Speaker: Dr Laura Sandy
The phenomenon of slave stealing has yet to attract scholarly attention; the numerous women branded as kidnappers and “negro thieves” are almost completely absent from the historiography of American slavery. Free women, across the spectrums of race and class, played central roles in these dangerous, illegal, ‘unfeminine’ ventures. On the other side of the law, slave-owning women, married and single, were also embroiled in slave stealing cases. They filed numerous suits to country courts across the South, attempting to retrieve their stolen enslaved people. Both slave stealing women and slave-owing women, despite their differing motivations, challenged contemporary gender conventions and exposed the fragility of social constructions of the gendered identity that underpinned social and political authority in the American South. In broad terms, their behaviour complicates traditional definitions of female resistance under slavery. These women protested their treatment by their communities, governors, and family and proved willing to break, or manipulate, the laws of slavery in order to advance their own interests, be they monetary, emotional, or ideological. Their challenges regularly tested the pillars on which a patriarchal slave society rested and placed them at the centre of local and national dramas which revolved around human trafficking and the right to own human property. Their actions were socially and culturally destabilizing and underlined the ambivalent nature of Southern law and custom. Slave stealing, therefore, contributed to the rising sense of insecurity over the future of the institution of slavery, shaped antebellum southern political thought and significantly contributed to the growth of sectionalism, which led to the outbreak of the American Civil War.

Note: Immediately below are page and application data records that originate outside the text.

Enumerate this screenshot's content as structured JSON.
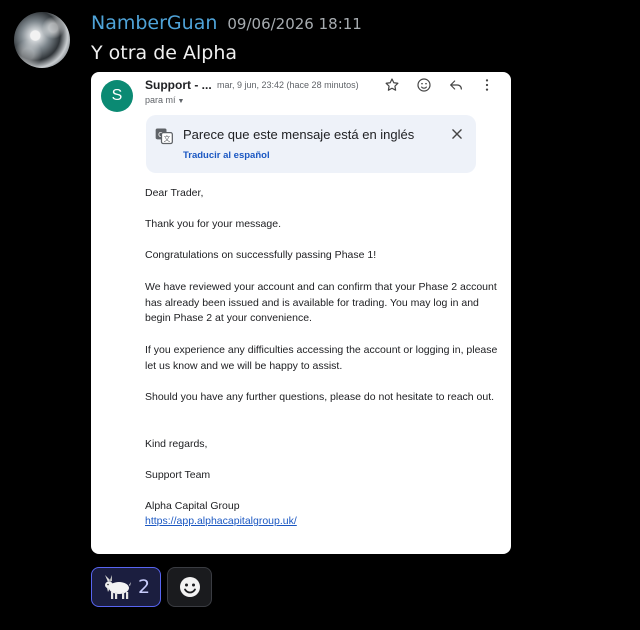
{
  "message": {
    "username": "NamberGuan",
    "timestamp": "09/06/2026 18:11",
    "text": "Y otra de Alpha",
    "username_color": "#4fa3d8"
  },
  "email": {
    "sender_initial": "S",
    "sender_name": "Support - ...",
    "sender_meta": "mar, 9 jun, 23:42 (hace 28 minutos)",
    "recipient": "para mí",
    "icons": [
      "star-icon",
      "emoji-icon",
      "reply-icon",
      "more-vert-icon"
    ],
    "translate_banner": {
      "title": "Parece que este mensaje está en inglés",
      "link": "Traducir al español"
    },
    "body": {
      "greeting": "Dear Trader,",
      "p1": "Thank you for your message.",
      "p2": "Congratulations on successfully passing Phase 1!",
      "p3": "We have reviewed your account and can confirm that your Phase 2 account has already been issued and is available for trading. You may log in and begin Phase 2 at your convenience.",
      "p4": "If you experience any difficulties accessing the account or logging in, please let us know and we will be happy to assist.",
      "p5": "Should you have any further questions, please do not hesitate to reach out.",
      "closing": "Kind regards,",
      "team": "Support Team",
      "company": "Alpha Capital Group",
      "link": "https://app.alphacapitalgroup.uk/"
    }
  },
  "reactions": [
    {
      "emoji": "goat",
      "count": "2"
    },
    {
      "emoji": "add-reaction",
      "count": ""
    }
  ]
}
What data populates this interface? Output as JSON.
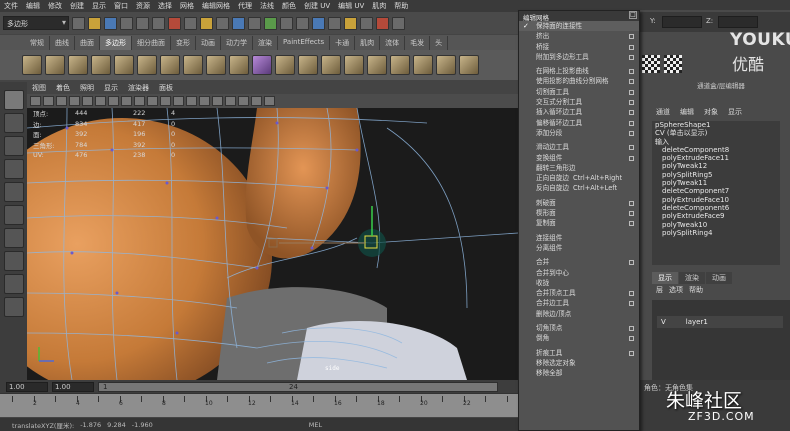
{
  "menubar": [
    "文件",
    "编辑",
    "修改",
    "创建",
    "显示",
    "窗口",
    "资源",
    "选择",
    "网格",
    "编辑网格",
    "代理",
    "法线",
    "颜色",
    "创建 UV",
    "编辑 UV",
    "肌肉",
    "帮助"
  ],
  "status_line": {
    "mode_select": "多边形"
  },
  "shelf_tabs": [
    "常规",
    "曲线",
    "曲面",
    "多边形",
    "细分曲面",
    "变形",
    "动画",
    "动力学",
    "渲染",
    "PaintEffects",
    "卡通",
    "肌肉",
    "流体",
    "毛发",
    "头"
  ],
  "active_shelf_tab": "多边形",
  "panel_menu": [
    "视图",
    "着色",
    "照明",
    "显示",
    "渲染器",
    "面板"
  ],
  "hud": {
    "rows": [
      {
        "label": "顶点:",
        "v1": "444",
        "v2": "222",
        "v3": "4"
      },
      {
        "label": "边:",
        "v1": "834",
        "v2": "417",
        "v3": "0"
      },
      {
        "label": "面:",
        "v1": "392",
        "v2": "196",
        "v3": "0"
      },
      {
        "label": "三角形:",
        "v1": "784",
        "v2": "392",
        "v3": "0"
      },
      {
        "label": "UV:",
        "v1": "476",
        "v2": "238",
        "v3": "0"
      }
    ]
  },
  "viewport_label": "side",
  "time_range": {
    "start1": "1.00",
    "start2": "1.00",
    "marker1": "1",
    "marker2": "24"
  },
  "timeline_ticks": [
    "2",
    "4",
    "6",
    "8",
    "10",
    "12",
    "14",
    "16",
    "18",
    "20",
    "22"
  ],
  "helpline": {
    "text": "translateXYZ(厘米):",
    "x": "-1.876",
    "y": "9.284",
    "z": "-1.960",
    "mel": "MEL"
  },
  "edit_mesh_menu": {
    "title": "编辑网格",
    "close": "□",
    "items": [
      {
        "label": "保持面的连接性",
        "check": "✓",
        "box": false
      },
      {
        "label": "挤出",
        "box": true
      },
      {
        "label": "桥接",
        "box": true
      },
      {
        "label": "附加到多边形工具",
        "box": true
      },
      {
        "sep": true
      },
      {
        "label": "在网格上投影曲线",
        "box": true
      },
      {
        "label": "使用投影的曲线分割网格",
        "box": true
      },
      {
        "label": "切割面工具",
        "box": true
      },
      {
        "label": "交互式分割工具",
        "box": true
      },
      {
        "label": "插入循环边工具",
        "box": true
      },
      {
        "label": "偏移循环边工具",
        "box": true
      },
      {
        "label": "添加分段",
        "box": true
      },
      {
        "sep": true
      },
      {
        "label": "滑动边工具",
        "box": true
      },
      {
        "label": "变换组件",
        "box": true
      },
      {
        "label": "翻转三角形边",
        "box": false
      },
      {
        "label": "正向自旋边",
        "shortcut": "Ctrl+Alt+Right",
        "box": false
      },
      {
        "label": "反向自旋边",
        "shortcut": "Ctrl+Alt+Left",
        "box": false
      },
      {
        "sep": true
      },
      {
        "label": "刺破面",
        "box": true
      },
      {
        "label": "楔形面",
        "box": true
      },
      {
        "label": "复制面",
        "box": true
      },
      {
        "sep": true
      },
      {
        "label": "连接组件",
        "box": false
      },
      {
        "label": "分离组件",
        "box": false
      },
      {
        "sep": true
      },
      {
        "label": "合并",
        "box": true
      },
      {
        "label": "合并到中心",
        "box": false
      },
      {
        "label": "收拢",
        "box": false
      },
      {
        "label": "合并顶点工具",
        "box": true
      },
      {
        "label": "合并边工具",
        "box": true
      },
      {
        "label": "删除边/顶点",
        "box": false
      },
      {
        "sep": true
      },
      {
        "label": "切角顶点",
        "box": true
      },
      {
        "label": "倒角",
        "box": true
      },
      {
        "sep": true
      },
      {
        "label": "折痕工具",
        "box": true
      },
      {
        "label": "移除选定对象",
        "box": false
      },
      {
        "label": "移除全部",
        "box": false
      }
    ]
  },
  "right_panel": {
    "coord_labels": {
      "y": "Y:",
      "z": "Z:"
    },
    "watermark_logo": "YOUKU",
    "watermark_cn": "优酷",
    "channel_header": "通道盒/层编辑器",
    "channel_menu": [
      "通道",
      "编辑",
      "对象",
      "显示"
    ],
    "object": "pSphereShape1",
    "cv_note": "CV (单击以显示)",
    "inputs_label": "输入",
    "history": [
      "deleteComponent8",
      "polyExtrudeFace11",
      "polyTweak12",
      "polySplitRing5",
      "polyTweak11",
      "deleteComponent7",
      "polyExtrudeFace10",
      "deleteComponent6",
      "polyExtrudeFace9",
      "polyTweak10",
      "polySplitRing4"
    ],
    "layer_tabs": [
      "显示",
      "渲染",
      "动画"
    ],
    "layer_menu": [
      "层",
      "选项",
      "帮助"
    ],
    "layer": {
      "vis": "V",
      "name": "layer1"
    },
    "bottom_watermark": "朱峰社区",
    "bottom_watermark_url": "ZF3D.COM",
    "bottom_label": "角色：无角色集"
  },
  "colors": {
    "menu_bg": "#525252",
    "viewport_bg": "#1c1c1c",
    "wire": "#8fb7e0",
    "mesh": "#d08a4a"
  }
}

Laura Sandy is a historian of slavery, North America and the Atlantic World and is, also, currently the University co-director of the Centre for the Study of International Slavery (CSIS). She She teaches undergraduate modules on colonial America, American slavery and Civil Rights and comparative slaveries. She joined the University of Liverpool in October 2015 having previously held full-time posts at Oxford Brookes University and Keele University. Laura’s ESRC funded PhD and Post-Doctoral award supported research on American slavery and led to the publication of works which review the lives of overseers (free and enslaved) and their wives on colonial slave plantations in Virginia and South Carolina. Her first book is entitled "The Overseers of Early American Slavery: Supervisors, Enslaved Labourers, and the Plantation Enterprise." She is also the editor of a collection of essays, "The Civil War and Slavery Reconsidered: Negotiating the Peripheries.” Her work has involved archival research in every former slave state in the southern United States looking at slavery, plantation management, resistance, free people of colour, voluntary enslavement, the theft of enslaved people and the laws of slavery. Her most recent work investigates the illegal trafficking of the enslaved in North America in the 18th and 19th centuries. Laura has advised on museum exhibitions and given talks on her research to historical societies, institutions, and schools in the UK, Europe, and the US.